● **What the task asks**:
Which lines of the material contain the word "this"? Show each one.

● **Record excerpts**:
________________________

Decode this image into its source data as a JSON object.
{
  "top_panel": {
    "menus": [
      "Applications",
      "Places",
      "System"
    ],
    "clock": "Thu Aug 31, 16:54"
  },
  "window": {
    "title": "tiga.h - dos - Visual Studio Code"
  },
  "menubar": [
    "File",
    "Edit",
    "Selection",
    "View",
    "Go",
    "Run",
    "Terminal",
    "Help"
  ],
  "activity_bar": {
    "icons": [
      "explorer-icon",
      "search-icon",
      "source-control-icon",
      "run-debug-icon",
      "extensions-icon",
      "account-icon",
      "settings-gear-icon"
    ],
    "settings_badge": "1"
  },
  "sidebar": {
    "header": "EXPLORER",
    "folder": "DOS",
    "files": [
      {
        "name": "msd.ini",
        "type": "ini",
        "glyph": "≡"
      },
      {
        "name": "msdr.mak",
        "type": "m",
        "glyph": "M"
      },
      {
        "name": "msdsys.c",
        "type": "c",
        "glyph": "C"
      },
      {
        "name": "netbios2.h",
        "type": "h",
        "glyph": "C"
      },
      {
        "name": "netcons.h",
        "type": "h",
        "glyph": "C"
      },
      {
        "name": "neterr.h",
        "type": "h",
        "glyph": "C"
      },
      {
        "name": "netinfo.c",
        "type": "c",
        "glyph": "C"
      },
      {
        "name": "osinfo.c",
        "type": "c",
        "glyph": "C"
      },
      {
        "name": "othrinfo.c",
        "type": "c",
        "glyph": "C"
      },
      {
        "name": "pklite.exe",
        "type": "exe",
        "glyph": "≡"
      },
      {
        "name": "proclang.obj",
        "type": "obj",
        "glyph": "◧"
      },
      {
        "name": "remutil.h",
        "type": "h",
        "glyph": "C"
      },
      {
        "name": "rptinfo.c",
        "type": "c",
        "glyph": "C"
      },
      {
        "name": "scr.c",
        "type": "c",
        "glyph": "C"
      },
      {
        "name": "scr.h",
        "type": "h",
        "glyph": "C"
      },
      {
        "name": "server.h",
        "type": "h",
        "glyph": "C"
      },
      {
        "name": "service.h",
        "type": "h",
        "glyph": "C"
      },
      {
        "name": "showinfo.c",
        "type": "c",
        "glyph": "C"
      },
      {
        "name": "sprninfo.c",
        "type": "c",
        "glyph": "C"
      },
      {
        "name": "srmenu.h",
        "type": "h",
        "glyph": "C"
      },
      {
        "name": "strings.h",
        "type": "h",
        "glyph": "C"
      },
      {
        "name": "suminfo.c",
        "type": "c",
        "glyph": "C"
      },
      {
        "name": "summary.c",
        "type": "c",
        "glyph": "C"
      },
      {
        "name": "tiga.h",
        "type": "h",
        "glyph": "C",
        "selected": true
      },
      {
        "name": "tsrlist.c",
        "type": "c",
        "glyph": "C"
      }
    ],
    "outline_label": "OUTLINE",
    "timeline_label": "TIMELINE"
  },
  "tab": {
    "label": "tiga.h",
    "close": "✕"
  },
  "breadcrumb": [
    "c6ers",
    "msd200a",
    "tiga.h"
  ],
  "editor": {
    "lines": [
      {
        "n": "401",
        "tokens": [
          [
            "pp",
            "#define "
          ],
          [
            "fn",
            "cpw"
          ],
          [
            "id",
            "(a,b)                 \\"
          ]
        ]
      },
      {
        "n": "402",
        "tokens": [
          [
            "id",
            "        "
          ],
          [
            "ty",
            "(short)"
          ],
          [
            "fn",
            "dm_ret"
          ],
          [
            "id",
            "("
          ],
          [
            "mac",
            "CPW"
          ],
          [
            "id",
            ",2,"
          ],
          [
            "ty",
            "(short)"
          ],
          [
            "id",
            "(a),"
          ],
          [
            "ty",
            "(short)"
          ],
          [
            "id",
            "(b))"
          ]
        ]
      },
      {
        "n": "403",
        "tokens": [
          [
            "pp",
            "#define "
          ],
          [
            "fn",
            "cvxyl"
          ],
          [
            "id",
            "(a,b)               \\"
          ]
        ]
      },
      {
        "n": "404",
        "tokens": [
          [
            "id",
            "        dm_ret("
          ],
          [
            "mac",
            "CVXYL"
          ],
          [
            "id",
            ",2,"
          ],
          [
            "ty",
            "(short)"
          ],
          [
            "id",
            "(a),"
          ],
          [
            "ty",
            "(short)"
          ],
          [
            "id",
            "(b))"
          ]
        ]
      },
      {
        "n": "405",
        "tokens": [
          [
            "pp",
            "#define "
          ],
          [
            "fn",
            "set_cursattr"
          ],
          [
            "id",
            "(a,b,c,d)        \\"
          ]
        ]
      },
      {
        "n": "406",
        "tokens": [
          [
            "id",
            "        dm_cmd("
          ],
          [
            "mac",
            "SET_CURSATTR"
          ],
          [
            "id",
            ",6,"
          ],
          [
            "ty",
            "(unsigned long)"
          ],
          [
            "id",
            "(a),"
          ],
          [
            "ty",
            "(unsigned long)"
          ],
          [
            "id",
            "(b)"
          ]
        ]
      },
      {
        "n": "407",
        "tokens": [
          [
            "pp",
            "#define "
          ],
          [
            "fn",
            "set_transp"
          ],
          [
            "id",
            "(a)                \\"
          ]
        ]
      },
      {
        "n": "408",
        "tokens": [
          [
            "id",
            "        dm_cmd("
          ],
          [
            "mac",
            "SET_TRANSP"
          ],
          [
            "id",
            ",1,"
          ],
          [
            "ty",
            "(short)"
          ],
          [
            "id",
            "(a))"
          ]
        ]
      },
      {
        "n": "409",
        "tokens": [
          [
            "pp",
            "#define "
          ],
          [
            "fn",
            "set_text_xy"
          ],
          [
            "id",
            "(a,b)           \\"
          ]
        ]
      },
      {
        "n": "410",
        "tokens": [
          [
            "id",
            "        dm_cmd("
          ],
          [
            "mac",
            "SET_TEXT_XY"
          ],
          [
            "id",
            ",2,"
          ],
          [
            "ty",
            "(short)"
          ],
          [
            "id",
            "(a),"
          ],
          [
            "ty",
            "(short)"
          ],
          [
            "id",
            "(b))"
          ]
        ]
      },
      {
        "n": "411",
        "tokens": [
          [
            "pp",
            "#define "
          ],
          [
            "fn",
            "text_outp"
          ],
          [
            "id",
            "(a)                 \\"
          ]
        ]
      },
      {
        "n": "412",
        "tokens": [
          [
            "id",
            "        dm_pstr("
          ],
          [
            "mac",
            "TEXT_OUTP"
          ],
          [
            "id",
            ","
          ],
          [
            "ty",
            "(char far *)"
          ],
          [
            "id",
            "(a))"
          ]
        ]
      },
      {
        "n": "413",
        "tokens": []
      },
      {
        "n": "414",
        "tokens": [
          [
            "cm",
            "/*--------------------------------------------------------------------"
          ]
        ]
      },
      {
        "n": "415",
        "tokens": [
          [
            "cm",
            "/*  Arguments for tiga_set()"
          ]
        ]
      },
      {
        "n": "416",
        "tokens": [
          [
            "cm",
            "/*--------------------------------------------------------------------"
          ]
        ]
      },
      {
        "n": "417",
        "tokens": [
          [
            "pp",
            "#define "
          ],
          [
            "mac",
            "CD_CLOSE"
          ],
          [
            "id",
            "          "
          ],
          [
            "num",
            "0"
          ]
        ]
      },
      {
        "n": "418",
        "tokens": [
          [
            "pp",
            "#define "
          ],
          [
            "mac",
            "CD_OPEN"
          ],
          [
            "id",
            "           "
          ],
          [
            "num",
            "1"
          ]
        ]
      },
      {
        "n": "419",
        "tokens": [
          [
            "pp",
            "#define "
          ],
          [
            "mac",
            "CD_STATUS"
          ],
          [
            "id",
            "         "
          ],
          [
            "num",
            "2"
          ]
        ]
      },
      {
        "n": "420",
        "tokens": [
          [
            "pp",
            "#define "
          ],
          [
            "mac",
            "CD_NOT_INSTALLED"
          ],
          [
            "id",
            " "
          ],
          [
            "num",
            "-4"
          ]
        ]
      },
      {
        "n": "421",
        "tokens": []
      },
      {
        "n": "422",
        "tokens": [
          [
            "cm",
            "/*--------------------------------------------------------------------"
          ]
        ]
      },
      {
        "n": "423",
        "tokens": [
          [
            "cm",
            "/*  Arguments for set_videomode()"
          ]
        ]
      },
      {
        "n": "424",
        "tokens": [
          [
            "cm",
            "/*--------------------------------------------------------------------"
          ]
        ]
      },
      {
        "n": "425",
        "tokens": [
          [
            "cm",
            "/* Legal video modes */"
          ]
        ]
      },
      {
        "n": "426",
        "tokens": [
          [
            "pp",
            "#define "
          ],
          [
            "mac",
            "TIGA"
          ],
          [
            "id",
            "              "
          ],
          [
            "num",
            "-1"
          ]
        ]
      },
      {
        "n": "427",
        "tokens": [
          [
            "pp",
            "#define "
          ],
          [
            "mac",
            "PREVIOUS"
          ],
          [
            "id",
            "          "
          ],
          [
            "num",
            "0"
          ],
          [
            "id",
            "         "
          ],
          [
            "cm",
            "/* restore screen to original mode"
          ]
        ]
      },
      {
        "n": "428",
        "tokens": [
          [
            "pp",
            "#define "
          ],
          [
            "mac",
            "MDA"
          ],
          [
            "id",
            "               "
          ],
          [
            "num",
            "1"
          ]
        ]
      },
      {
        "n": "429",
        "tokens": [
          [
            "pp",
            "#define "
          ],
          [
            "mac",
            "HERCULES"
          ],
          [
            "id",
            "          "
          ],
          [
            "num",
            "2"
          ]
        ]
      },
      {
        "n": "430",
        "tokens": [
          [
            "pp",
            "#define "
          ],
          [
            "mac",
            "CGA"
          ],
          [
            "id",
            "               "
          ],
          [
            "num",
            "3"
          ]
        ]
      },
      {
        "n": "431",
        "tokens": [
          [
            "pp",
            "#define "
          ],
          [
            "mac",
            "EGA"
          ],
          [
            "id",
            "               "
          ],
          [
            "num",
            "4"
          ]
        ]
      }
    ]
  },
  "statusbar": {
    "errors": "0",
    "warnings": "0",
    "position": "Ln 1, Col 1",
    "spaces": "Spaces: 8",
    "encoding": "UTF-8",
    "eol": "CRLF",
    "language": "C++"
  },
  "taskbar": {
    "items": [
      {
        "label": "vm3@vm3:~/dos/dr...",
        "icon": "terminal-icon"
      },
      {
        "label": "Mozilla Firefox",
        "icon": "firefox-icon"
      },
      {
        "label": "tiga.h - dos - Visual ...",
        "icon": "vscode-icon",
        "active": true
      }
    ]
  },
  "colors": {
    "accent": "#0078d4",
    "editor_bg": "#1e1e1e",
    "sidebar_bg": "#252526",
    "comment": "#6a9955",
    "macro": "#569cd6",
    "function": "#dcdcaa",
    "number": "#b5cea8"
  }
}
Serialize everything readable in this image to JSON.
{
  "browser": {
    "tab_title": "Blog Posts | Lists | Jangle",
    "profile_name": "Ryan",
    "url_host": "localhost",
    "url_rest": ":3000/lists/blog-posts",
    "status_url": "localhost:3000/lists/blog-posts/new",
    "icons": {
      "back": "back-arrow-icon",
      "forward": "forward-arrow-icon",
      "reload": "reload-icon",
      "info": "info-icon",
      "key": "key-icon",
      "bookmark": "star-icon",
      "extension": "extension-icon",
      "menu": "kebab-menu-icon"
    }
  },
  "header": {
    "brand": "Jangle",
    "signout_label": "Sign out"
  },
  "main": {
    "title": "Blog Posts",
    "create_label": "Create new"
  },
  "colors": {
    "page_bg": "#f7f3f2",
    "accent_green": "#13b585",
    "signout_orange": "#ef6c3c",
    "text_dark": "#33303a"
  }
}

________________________

● **Answer space**:
Decode this image into its source data as a JSON object.
Serialize everything readable in this image to JSON.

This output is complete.